**DIRECTIONS**
Please give the number of lines in the records below where the word "this" occurs, and nothing else.

Stored entries
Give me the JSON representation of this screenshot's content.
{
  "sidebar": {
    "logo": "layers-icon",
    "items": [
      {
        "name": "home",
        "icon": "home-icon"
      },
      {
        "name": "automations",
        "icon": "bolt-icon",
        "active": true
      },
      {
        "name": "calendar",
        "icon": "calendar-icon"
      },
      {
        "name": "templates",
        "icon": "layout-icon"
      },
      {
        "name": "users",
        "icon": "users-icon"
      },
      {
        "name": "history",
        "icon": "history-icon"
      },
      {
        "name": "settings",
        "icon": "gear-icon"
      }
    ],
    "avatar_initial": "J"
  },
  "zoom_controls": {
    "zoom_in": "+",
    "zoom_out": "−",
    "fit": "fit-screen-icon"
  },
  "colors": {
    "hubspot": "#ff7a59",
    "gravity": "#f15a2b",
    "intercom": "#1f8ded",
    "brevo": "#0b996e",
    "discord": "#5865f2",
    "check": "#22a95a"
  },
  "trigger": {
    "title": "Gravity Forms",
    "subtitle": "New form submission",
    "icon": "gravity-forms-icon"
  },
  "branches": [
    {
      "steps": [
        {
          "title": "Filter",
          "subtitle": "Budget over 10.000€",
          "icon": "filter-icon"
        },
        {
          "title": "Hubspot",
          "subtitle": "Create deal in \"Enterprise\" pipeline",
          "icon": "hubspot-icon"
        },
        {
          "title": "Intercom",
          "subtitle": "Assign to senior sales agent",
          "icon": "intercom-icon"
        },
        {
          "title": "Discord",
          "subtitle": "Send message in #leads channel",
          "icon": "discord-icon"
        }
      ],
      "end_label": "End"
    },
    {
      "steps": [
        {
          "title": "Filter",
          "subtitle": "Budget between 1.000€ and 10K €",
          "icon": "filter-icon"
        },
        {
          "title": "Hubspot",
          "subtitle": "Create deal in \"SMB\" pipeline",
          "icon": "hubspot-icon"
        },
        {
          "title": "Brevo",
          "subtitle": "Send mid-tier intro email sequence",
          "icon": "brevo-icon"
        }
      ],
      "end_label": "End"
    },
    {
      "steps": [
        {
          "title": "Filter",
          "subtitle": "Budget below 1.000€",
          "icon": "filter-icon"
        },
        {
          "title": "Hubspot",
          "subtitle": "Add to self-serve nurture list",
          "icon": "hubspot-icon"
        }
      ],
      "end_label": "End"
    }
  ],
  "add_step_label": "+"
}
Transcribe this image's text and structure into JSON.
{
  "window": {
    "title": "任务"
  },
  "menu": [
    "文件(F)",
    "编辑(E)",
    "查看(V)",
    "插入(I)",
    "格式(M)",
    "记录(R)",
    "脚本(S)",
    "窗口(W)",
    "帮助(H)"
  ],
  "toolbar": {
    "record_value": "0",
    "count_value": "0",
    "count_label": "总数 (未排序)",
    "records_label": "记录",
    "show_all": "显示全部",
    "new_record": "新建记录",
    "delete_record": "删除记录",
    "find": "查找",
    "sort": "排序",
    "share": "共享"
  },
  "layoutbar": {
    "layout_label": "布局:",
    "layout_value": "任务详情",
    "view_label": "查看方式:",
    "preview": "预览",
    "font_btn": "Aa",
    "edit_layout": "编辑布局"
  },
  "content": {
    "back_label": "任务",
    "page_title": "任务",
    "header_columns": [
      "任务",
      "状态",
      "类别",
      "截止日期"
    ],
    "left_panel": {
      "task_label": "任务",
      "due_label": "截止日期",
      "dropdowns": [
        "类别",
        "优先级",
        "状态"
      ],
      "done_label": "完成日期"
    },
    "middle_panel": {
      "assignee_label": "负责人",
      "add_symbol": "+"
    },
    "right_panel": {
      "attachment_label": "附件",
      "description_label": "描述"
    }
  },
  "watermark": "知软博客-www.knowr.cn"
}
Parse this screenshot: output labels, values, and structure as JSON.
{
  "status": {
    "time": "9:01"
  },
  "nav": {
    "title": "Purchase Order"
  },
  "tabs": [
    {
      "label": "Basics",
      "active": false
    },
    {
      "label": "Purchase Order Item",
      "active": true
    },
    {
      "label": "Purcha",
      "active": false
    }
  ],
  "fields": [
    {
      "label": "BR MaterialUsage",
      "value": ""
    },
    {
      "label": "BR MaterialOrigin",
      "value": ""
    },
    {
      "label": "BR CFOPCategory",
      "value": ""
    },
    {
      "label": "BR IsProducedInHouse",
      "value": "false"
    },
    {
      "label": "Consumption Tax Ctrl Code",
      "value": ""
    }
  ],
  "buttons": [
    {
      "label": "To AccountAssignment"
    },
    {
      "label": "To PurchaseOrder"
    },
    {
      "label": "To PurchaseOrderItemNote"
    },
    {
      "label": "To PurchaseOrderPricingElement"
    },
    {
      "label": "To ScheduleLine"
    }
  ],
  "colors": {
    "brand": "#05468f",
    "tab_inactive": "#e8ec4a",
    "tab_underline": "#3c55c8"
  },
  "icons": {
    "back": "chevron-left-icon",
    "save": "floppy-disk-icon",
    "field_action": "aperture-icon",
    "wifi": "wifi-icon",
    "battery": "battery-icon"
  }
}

**SOLUTION**
3